    To get started, open up the Giphy Cam app on your smartphone or tablet. As you do with most photo- or video-based apps, give permission for the app to access your phone’s camera and photo library. You can choose to record a new GIF or select a video or photo from your camera roll. You can also import GIFs and Live Photos. (This is a video clip of a levitating wireless speaker that I thought would be fun to turn into an animated GIF.)
  • 2Choose Your Source

    To choose a video or photo from your camera’s library, click the small thumbnail to the left of the record button (see the red arrow in the above photo). Video clips appear as film-strip icons, and photos are displayed as simple thumbnails.

    Recording a new video is easy: Tap the white button with the red dot in the middle of your screen (see the blue arrow in the above photo) to begin recording a 5-frame burst-mode GIF. For a longer GIF, hold the button for the duration of the video. If you don’t like your GIF, press reset and do it over. In the upper left-hand corner, tap the arrows icon to reverse your GIF. Tap it again for a ping-pong effect, which plays the clip forward and backward, again and again. Hit the SAVE GIF button to store the GIF in your phone’s camera roll.

  • 3Working With Photos

    Most of these apps let you create animated GIFs from a series of photos, too. In Giphy Cam, select the number of photos to include (they’ll be highlighted with a purple border and numbered), and then choose the frame rate by adjusting the slider from 1 frame per second (very slow) to 30fps (rapid fire).
  • 4Filter It

    To jazz up your GIF, you can choose from a variety of photo filters (highlighted with a green border), from subtle, such as Film (left), to intense, such as Hypno (right), which gives your GIF a psychedelic effect.
  • 5Add Special Effects

    Giphy Cam lets you add other effects. Animated stickers, for example, can be placed anywhere on the screen. Other effects, such as Clay Faces and Accessories, employ facial recognition and automatically appear over your eyes, nose, or mouth. Overlays, backgrounds, and frames can be added as well. The text tool has several font choices, but it’s not very customizable. In the above screen grabs, I chose a peace-sign sticker (left) and wrote “Cool!!!” using the text tool (right).
  • 6Finishing Up

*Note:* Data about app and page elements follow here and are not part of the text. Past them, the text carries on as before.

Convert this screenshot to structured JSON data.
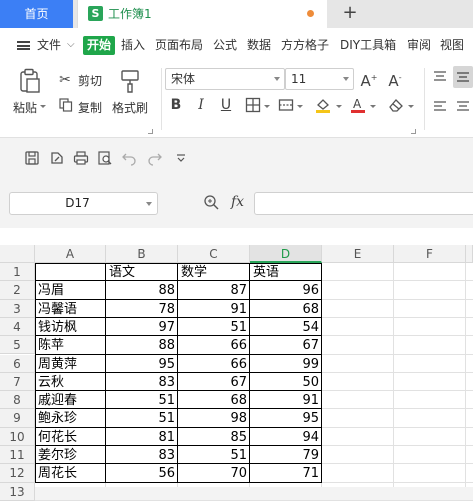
{
  "tabs": {
    "home": "首页",
    "doc_icon": "S",
    "doc": "工作簿1",
    "new": "+"
  },
  "menu": {
    "file": "文件",
    "start": "开始",
    "items": [
      "插入",
      "页面布局",
      "公式",
      "数据",
      "方方格子",
      "DIY工具箱",
      "审阅",
      "视图"
    ]
  },
  "ribbon": {
    "paste": "粘贴",
    "cut": "剪切",
    "copy": "复制",
    "format_painter": "格式刷",
    "font_name": "宋体",
    "font_size": "11",
    "bold": "B",
    "italic": "I",
    "underline": "U",
    "font_color_accent": "#e03030",
    "fill_color_accent": "#f5c518"
  },
  "namebox": {
    "value": "D17"
  },
  "formula": {
    "fx": "fx",
    "value": ""
  },
  "sheet": {
    "columns": [
      "A",
      "B",
      "C",
      "D",
      "E",
      "F"
    ],
    "active_column": "D",
    "rows": [
      "1",
      "2",
      "3",
      "4",
      "5",
      "6",
      "7",
      "8",
      "9",
      "10",
      "11",
      "12",
      "13"
    ],
    "header": [
      "",
      "语文",
      "数学",
      "英语"
    ],
    "data": [
      [
        "冯眉",
        88,
        87,
        96
      ],
      [
        "冯馨语",
        78,
        91,
        68
      ],
      [
        "钱访枫",
        97,
        51,
        54
      ],
      [
        "陈苹",
        88,
        66,
        67
      ],
      [
        "周黄萍",
        95,
        66,
        99
      ],
      [
        "云秋",
        83,
        67,
        50
      ],
      [
        "戚迎春",
        51,
        68,
        91
      ],
      [
        "鲍永珍",
        51,
        98,
        95
      ],
      [
        "何花长",
        81,
        85,
        94
      ],
      [
        "姜尔珍",
        83,
        51,
        79
      ],
      [
        "周花长",
        56,
        70,
        71
      ]
    ]
  }
}
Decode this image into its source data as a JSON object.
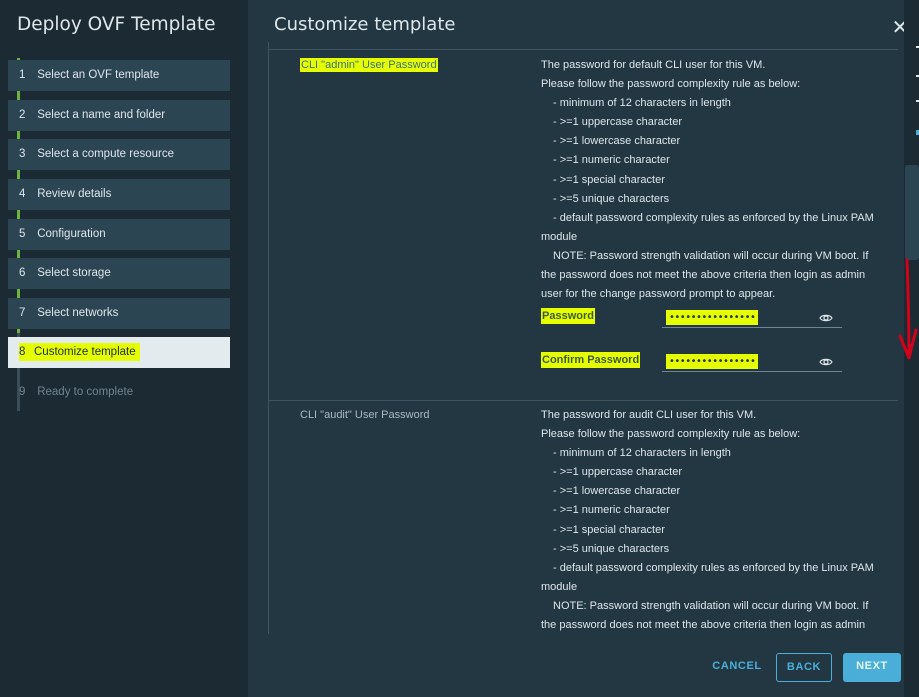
{
  "wizard": {
    "title": "Deploy OVF Template",
    "steps": [
      {
        "num": "1",
        "label": "Select an OVF template"
      },
      {
        "num": "2",
        "label": "Select a name and folder"
      },
      {
        "num": "3",
        "label": "Select a compute resource"
      },
      {
        "num": "4",
        "label": "Review details"
      },
      {
        "num": "5",
        "label": "Configuration"
      },
      {
        "num": "6",
        "label": "Select storage"
      },
      {
        "num": "7",
        "label": "Select networks"
      },
      {
        "num": "8",
        "label": "Customize template"
      },
      {
        "num": "9",
        "label": "Ready to complete"
      }
    ],
    "active_step": 8
  },
  "main": {
    "title": "Customize template",
    "close_icon": "close-icon"
  },
  "admin_section": {
    "label": "CLI \"admin\" User Password",
    "desc_lines": [
      "The password for default CLI user for this VM.",
      "Please follow the password complexity rule as below:",
      "- minimum of 12 characters in length",
      "- >=1 uppercase character",
      "- >=1 lowercase character",
      "- >=1 numeric character",
      "- >=1 special character",
      "- >=5 unique characters",
      "- default password complexity rules as enforced by the Linux PAM",
      "module",
      "NOTE: Password strength validation will occur during VM boot.  If",
      "the password does not meet the above criteria then login as admin",
      "user for the change password prompt to appear."
    ],
    "password_label": "Password",
    "password_value": "••••••••••••••••",
    "confirm_label": "Confirm Password",
    "confirm_value": "••••••••••••••••"
  },
  "audit_section": {
    "label": "CLI \"audit\" User Password",
    "desc_lines": [
      "The password for audit CLI user for this VM.",
      "Please follow the password complexity rule as below:",
      "- minimum of 12 characters in length",
      "- >=1 uppercase character",
      "- >=1 lowercase character",
      "- >=1 numeric character",
      "- >=1 special character",
      "- >=5 unique characters",
      "- default password complexity rules as enforced by the Linux PAM",
      "module",
      "NOTE: Password strength validation will occur during VM boot.  If",
      "the password does not meet the above criteria then login as admin"
    ]
  },
  "footer": {
    "cancel_label": "CANCEL",
    "back_label": "BACK",
    "next_label": "NEXT"
  },
  "colors": {
    "highlight": "#e6ff00",
    "accent": "#49afd9",
    "progress": "#6db33f",
    "annotation_arrow": "#d0021b"
  }
}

    Tap the Next button to complete the GIF, then save it (red arrow) or reset it (blue arrow) and begin again. You can upload it to Instagram, Twitter, and other social media sites.
  • 7Hypnotizing

    I used the Hypno filter on the levitating wireless speaker video to create a surreal effect.
  • 8Desaturation

    Using the same levitating speaker video, I instead added a film filter to give the video a monochrome appearance. Then I added an animated sticker of a puff of smoke.
  • 9Slideshow

    This GIF was created using several still photos to create a photo slideshow. Photos changed at 3 frames per second.